Bali booze ban could land tourists in jail
Aussies dreaming of a Bali holiday when travel restrictions are eased may have to think again due to a proposed booze ban that could see people thrown into jail for sipping on the island's famous Bintang beer.
Indonesia's House of Representatives has resumed deliberations of a proposed 2015 Bill called the Prohibition of Alcoholic Drinks, backed by the fun police in the form of three powerful Islamic parties that dominate the house.
The proposed bill takes aim at people drinking and those caught producing, distributing, or storing alcohol in Indonesia and they could face jail for between two and ten years.
In discussing the draft bill, 21 politicians from the conservative Islamic parties the Prosperous Justice Party (PKS), Gerinda and National Development Party (PPP), quoted verses from the Koran that argues why Muslims must be prohibited from imbibing in alcohol and how the drink makes disciples stray from Allah.
The move could be a death blow to Bali's coronavirus-crippled tourist industry.
In usual times, Aussies account for more than a quarter of visitors to the holiday island with more than one million visiting Bali every year.
AA Ngurah Adi Ardhana, chairman of Bali's regional legislative council, slammed the proposal as shallow and a piece of Islamic self-interest.
"It is too superficial; Bali will definitely reject it. We are a unitary state built on diversity, and the potential economic impact involved is unacceptable," he said.
He said the proposed bill "merely takes into account the desire of a group of people" and that drinking alcohol is guaranteed by the Indonesian Constitution.

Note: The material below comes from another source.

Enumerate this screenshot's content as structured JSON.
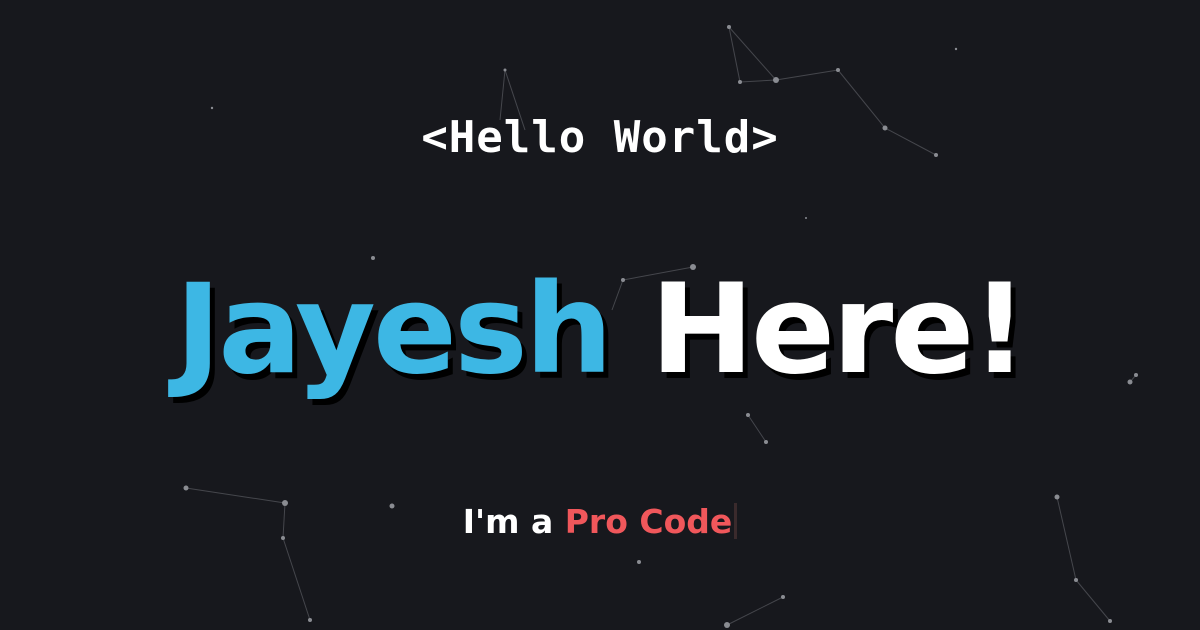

Earlier this year, Bali's Governor Wayan Koster legalised the traditional drink of arak - the use of which has spread from the villages and been embraced by sleek mixologists who create unique 'local flavour' cocktails in posh hotels.
According to the proposal, individuals found drinking alcohol could face two years in jail and fine of $5,000 while businesses found violating such regulations by selling, storing or using alcohol, would face ten years in prison and $100,000 in fines.
If passed into law, the bill would impose the nationwide booze ban with a few exceptions including its use in pharmaceuticals, traditional rituals, some religious ceremonies and special permits are on the cards for certain events as yet undefined.
Originally published as Bali booze ban could land tourists in jail